*Input data*.

+---+

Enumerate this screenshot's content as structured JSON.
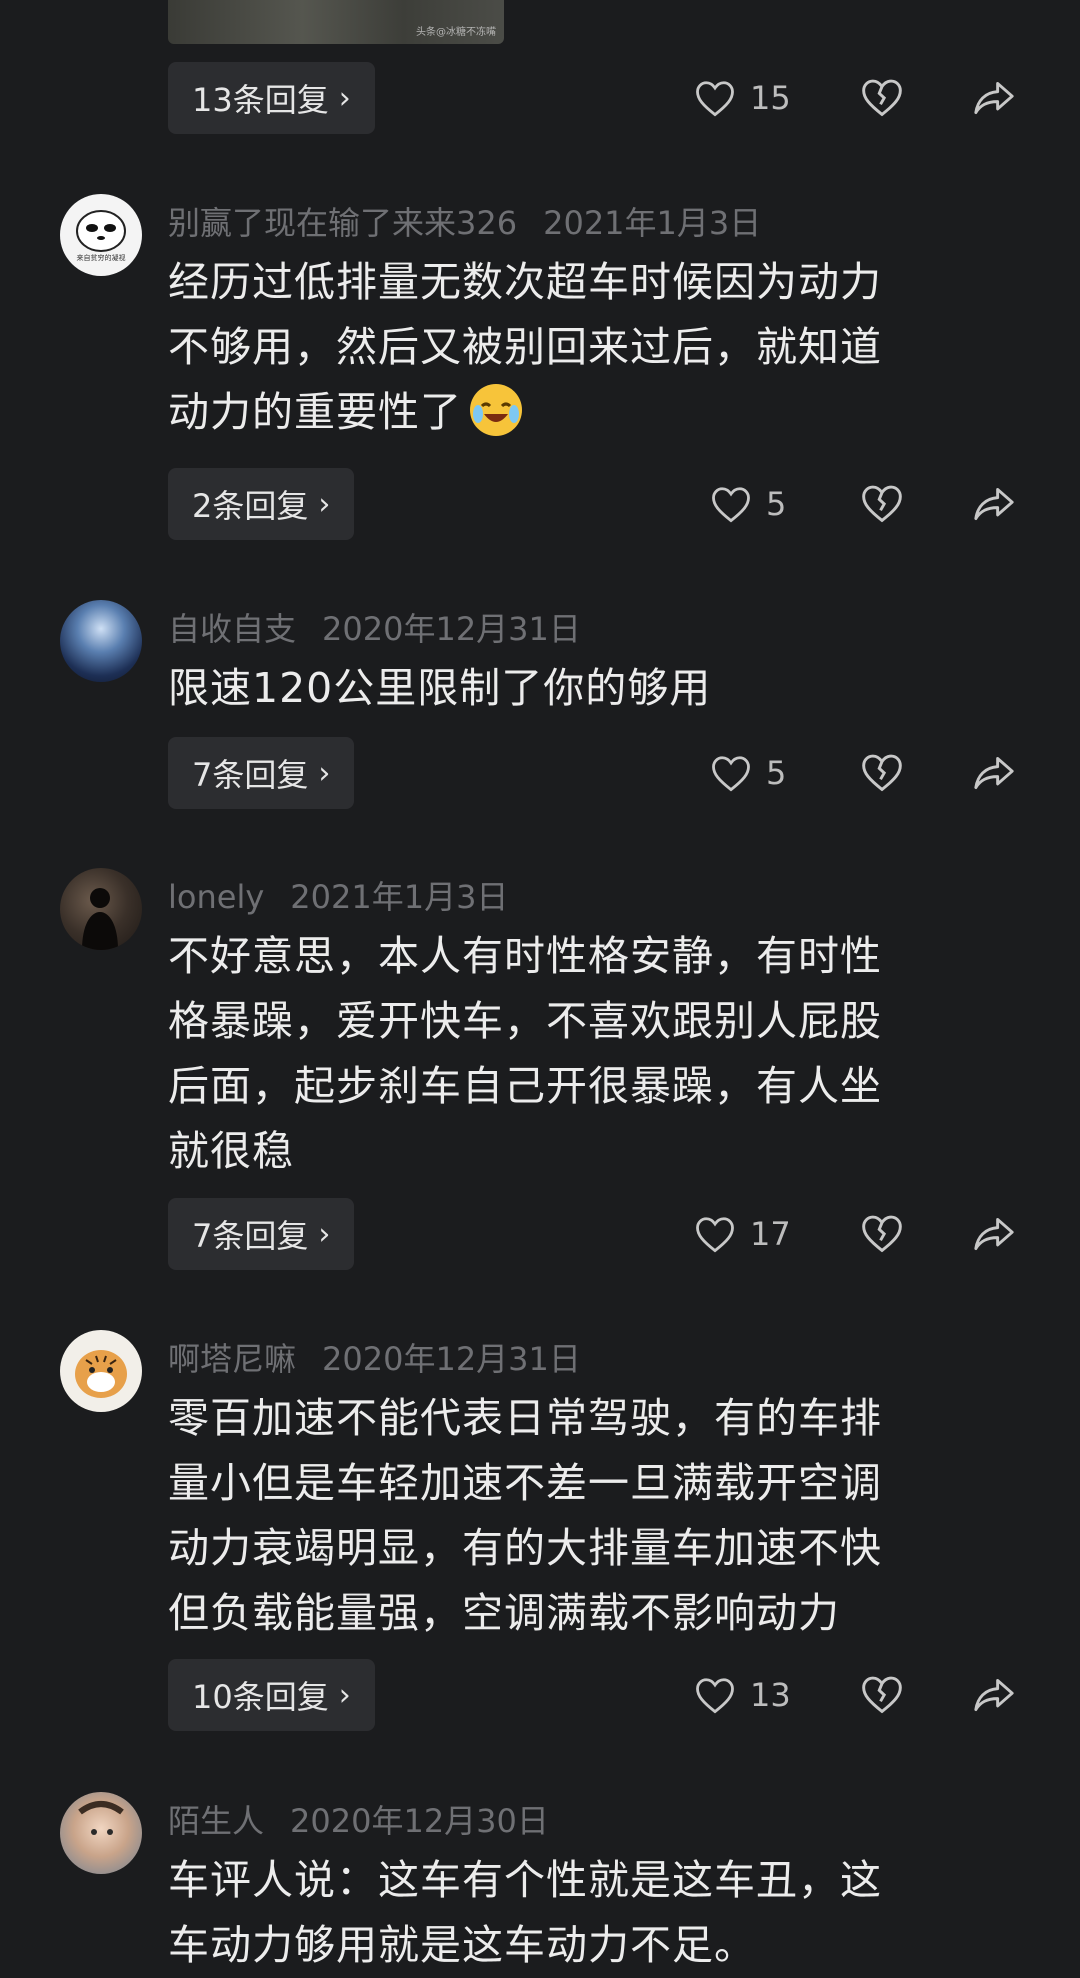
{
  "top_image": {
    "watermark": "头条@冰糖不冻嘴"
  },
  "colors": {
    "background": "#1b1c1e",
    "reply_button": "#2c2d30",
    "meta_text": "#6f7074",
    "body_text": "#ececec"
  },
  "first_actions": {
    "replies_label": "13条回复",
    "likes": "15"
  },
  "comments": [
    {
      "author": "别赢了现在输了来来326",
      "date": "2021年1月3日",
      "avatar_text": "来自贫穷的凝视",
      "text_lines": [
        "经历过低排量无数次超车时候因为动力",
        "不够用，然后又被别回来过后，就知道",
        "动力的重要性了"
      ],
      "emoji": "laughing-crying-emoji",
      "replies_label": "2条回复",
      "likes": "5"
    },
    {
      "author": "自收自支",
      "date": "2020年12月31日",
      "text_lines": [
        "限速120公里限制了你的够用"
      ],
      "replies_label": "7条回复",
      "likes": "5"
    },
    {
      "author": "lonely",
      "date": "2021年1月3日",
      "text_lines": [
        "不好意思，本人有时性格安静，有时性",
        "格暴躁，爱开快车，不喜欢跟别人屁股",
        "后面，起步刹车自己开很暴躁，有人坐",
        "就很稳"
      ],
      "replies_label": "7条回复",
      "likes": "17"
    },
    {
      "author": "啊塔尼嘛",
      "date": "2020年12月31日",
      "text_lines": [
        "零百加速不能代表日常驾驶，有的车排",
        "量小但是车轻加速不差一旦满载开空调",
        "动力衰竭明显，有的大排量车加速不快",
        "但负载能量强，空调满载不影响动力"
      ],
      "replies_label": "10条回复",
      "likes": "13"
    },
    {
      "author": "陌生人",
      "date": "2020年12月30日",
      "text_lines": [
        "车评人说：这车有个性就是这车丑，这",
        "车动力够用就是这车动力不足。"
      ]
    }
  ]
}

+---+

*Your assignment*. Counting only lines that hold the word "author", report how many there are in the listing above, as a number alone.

*Exercise result*. 5